**Action item**
Count, in the entries, the lines with "icon". Answer with the number only.

Stored dataset items:
====
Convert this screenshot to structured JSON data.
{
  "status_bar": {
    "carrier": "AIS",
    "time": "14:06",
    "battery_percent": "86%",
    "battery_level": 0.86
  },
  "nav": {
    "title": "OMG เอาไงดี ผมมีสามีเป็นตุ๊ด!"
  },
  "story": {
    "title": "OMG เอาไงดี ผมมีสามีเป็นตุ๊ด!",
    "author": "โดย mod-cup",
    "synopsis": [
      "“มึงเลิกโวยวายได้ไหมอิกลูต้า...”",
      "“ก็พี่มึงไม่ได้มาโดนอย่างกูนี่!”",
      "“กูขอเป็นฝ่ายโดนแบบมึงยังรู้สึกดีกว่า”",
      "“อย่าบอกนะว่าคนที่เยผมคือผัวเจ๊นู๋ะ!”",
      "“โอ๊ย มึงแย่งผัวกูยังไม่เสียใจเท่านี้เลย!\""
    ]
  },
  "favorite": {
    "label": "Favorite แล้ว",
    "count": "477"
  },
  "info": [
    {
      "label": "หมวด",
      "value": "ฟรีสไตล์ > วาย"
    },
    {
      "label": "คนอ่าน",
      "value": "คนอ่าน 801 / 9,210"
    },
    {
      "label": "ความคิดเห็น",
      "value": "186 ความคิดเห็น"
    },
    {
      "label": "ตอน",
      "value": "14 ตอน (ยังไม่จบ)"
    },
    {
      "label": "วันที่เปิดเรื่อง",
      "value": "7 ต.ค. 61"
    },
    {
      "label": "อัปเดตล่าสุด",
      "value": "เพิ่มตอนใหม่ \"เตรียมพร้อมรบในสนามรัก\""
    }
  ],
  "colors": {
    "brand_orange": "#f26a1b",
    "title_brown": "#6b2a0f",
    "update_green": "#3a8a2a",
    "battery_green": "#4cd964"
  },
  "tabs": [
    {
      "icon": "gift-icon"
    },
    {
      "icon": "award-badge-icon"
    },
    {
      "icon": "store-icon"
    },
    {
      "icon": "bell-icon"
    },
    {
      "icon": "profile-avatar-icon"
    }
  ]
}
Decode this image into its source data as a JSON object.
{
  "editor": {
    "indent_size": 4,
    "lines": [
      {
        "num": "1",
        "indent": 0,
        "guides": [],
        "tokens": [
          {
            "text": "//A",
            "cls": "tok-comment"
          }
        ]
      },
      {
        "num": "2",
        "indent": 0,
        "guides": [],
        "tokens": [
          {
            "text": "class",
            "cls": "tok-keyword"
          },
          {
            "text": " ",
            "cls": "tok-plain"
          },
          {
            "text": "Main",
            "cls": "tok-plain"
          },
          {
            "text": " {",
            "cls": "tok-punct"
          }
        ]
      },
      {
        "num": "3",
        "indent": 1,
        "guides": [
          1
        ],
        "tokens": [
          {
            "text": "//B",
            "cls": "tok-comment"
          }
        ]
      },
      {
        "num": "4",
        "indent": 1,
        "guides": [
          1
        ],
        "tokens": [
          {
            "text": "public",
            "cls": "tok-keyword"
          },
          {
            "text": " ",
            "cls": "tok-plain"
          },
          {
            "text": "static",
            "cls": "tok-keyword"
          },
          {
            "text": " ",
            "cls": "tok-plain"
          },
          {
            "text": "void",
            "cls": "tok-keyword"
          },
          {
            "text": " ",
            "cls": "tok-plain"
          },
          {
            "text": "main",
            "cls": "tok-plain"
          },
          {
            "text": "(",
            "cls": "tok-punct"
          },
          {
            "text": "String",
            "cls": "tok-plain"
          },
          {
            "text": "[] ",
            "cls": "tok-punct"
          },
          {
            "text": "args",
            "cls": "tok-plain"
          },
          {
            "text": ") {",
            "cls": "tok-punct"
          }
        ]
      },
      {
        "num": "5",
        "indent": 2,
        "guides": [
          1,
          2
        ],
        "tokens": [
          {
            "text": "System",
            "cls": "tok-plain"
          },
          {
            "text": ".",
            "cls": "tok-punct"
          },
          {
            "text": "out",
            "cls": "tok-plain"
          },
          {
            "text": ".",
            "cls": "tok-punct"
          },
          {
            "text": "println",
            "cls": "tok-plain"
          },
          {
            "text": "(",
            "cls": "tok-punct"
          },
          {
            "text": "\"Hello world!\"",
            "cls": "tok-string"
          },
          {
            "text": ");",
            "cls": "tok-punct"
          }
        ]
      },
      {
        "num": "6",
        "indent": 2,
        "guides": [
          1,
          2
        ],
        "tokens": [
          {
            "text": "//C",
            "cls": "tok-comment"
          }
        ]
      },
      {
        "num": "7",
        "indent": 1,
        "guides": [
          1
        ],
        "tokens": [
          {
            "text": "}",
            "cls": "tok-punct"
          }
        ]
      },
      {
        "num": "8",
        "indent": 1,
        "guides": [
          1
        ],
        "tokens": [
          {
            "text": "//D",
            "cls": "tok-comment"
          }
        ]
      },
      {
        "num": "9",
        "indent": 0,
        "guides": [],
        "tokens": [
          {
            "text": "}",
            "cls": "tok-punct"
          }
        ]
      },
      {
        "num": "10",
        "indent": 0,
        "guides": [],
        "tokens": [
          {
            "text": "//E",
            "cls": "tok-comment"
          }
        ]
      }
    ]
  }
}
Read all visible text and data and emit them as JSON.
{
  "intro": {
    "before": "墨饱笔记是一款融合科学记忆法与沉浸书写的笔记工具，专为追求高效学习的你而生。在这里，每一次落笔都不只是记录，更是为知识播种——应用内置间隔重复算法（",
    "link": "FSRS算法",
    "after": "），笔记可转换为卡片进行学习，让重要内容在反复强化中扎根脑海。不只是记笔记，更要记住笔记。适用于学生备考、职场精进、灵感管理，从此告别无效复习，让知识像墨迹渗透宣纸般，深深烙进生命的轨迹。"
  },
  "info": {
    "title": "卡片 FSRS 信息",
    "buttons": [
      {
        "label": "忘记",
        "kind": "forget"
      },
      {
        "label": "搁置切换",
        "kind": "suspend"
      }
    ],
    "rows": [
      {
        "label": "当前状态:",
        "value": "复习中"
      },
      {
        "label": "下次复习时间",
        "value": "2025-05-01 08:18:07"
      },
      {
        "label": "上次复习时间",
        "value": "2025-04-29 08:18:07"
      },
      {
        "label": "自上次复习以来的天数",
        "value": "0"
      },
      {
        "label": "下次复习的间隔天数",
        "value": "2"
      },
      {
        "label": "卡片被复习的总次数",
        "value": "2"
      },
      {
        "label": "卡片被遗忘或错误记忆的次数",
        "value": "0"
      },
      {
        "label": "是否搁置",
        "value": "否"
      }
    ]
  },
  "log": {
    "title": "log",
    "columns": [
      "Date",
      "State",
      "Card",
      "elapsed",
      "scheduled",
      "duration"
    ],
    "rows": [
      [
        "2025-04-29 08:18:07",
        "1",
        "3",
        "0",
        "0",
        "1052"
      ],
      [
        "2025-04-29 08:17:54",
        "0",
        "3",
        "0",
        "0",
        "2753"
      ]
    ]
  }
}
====
**Response box**
5